In all the recent back and forth on Reagan and race, the million dollar question seems to be “so what?” Assuming Reagan skeptics like Krugman are correct, what are the implications? Indeed, I suspect many Reagan defenders (including Brooks and the always-thoughtful Douthat) are less receptive to these arguments in part because they fear the implications of acknowledging Krugman’s point. Because the “so what?” seems to be driving the debate, that’s the question I want to focus on (particularly in light of the GOP presidential candidates’ endless Reagan invocations).
Reagan defenders’ primary fear seems to be that attacking Reagan on race is simply a backdoor attempt to discredit legitimate policy differences. Douthat explains it well:
One reason conservatives are defensive about the race issue is that any concession on the subject is immediately seized on by liberals as proof that conservative policy on any issue related to race (which is more or less the whole run of domestic issues) is so irredeemably tainted that it need not even be argued against.
Obviously, there’s a kernel of truth here, but I think that’s not really what’s motivating most progressives. For me anyway, the goal of discussing Reagan’s record is not so much to taint conservative policy, or even to demonize Reagan. It’s to provide a more balanced and informed picture of Reagan – one more proportionate to his actual virtues and vices. I simply want to throw some cold water on the lionization.
And there’s a substantive, non-petty reason why I try to persuade people to see Reagan rather than Saint Reagan – namely, the lionization of Reagan has modern political and policy implications.
Whatever you think of him, it’s pretty undeniable that Reagan’s record has some rather repulsive elements (much like other Presidents). Race particularly stands out, given the systematic hostility that Reagan and his agencies had for civil rights efforts. But there’s also Iran-Contra, and Negroponte’s death squads in Central America, to name a few. That said, Reagan got some things right too. Marginal tax rates, for instance, were too high for some income brackets in 1979.
The point is not that Reagan is irredeemably evil, but that he doesn’t deserve the deification he receives not only from Republicans, but from the public as well.
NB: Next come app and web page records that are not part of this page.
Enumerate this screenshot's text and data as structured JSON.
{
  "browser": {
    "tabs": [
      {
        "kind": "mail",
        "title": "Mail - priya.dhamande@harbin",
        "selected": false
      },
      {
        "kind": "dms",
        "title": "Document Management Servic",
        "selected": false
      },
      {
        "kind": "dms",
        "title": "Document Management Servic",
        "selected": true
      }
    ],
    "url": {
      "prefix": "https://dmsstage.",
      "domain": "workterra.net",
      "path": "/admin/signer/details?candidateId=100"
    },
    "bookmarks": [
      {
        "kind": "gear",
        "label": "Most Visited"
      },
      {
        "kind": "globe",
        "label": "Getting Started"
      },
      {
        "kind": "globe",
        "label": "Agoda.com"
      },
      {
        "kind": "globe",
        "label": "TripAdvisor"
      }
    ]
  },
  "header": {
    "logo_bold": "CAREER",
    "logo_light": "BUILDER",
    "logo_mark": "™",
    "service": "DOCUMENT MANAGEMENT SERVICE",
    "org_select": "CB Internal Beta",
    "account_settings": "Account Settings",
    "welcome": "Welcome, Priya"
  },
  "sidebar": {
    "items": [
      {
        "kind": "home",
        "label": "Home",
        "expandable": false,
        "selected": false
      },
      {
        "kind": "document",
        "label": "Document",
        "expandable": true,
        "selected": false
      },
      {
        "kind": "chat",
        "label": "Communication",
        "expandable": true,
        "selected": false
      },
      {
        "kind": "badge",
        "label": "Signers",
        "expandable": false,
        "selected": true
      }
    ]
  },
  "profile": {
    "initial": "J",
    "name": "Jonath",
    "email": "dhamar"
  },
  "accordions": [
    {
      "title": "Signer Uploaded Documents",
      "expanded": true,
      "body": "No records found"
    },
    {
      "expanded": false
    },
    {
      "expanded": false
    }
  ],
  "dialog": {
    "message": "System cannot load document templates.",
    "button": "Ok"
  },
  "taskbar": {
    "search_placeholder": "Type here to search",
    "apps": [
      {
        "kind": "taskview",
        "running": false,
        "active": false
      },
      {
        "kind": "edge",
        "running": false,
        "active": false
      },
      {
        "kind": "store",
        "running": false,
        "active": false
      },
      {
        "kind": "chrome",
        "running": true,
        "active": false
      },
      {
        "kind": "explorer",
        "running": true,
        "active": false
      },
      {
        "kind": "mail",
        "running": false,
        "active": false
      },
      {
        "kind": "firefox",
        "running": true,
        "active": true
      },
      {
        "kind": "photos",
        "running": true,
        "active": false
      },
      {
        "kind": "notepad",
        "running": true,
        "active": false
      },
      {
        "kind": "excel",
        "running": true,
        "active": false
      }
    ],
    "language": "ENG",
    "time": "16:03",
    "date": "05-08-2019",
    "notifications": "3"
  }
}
His race record doesn’t discredit his entire administration, but it does mean that we shouldn’t name airports after him.
More substantively, the lionization of Reagan distracts us from historical reality, and prevents us from coming to terms with his failures and misjudgments. If we had come to terms with them – if we had looked at Reagan’s record with clearer eyes – we could perhaps have prevented the same problems from re-occurring today.
Take executive authority for instance. Many of the “executive unbound” arguments we hear today in support of anything within 25 words of “terrorism” played a central role in Iran-Contra. Hell, even the same cast of characters was involved. Then Congressman Cheney (and his aide, the loathsome David Addington) argued that Reagan wasn’t bound by such trifling things as constitutionally-enacted laws. Ideally, Reagan’s record should have triggered a broader debate about the dangers of excessive executive power. In 2001 and beyond, we should have looked back at the Reagan record as a warning. But we didn’t. We named National Airport after him, along with every third building in DC, and just ignored the rest.
Same deal with race. Modern race policy arguably turns on whether federal interventions remain necessary in light of the state-sponsored interventions of the past (which had been around, oh, 350 years or so). To me, the fact that the President of the United States from 1980 to 1988 successfully exploited race – and so actively opposed civil rights initiatives – is itself evidence that we’re not there yet. Indeed, the problem is not solely Reagan, but that Reagan reflected public opinion. If the public thought “welfare queens” and Philadelphia campaigns were ok, then that’s further evidence that we’re not there yet.
The upshot is that a honest appraisal of Reagan’s racial record would inform modern policy debates. But if we lionize him – and whitewash his record by repressing the negative in favor of a “Morning in America” narrative – then we lose sight of that record.
And those that forget the past… continue to employ David Addington and John Negroponte.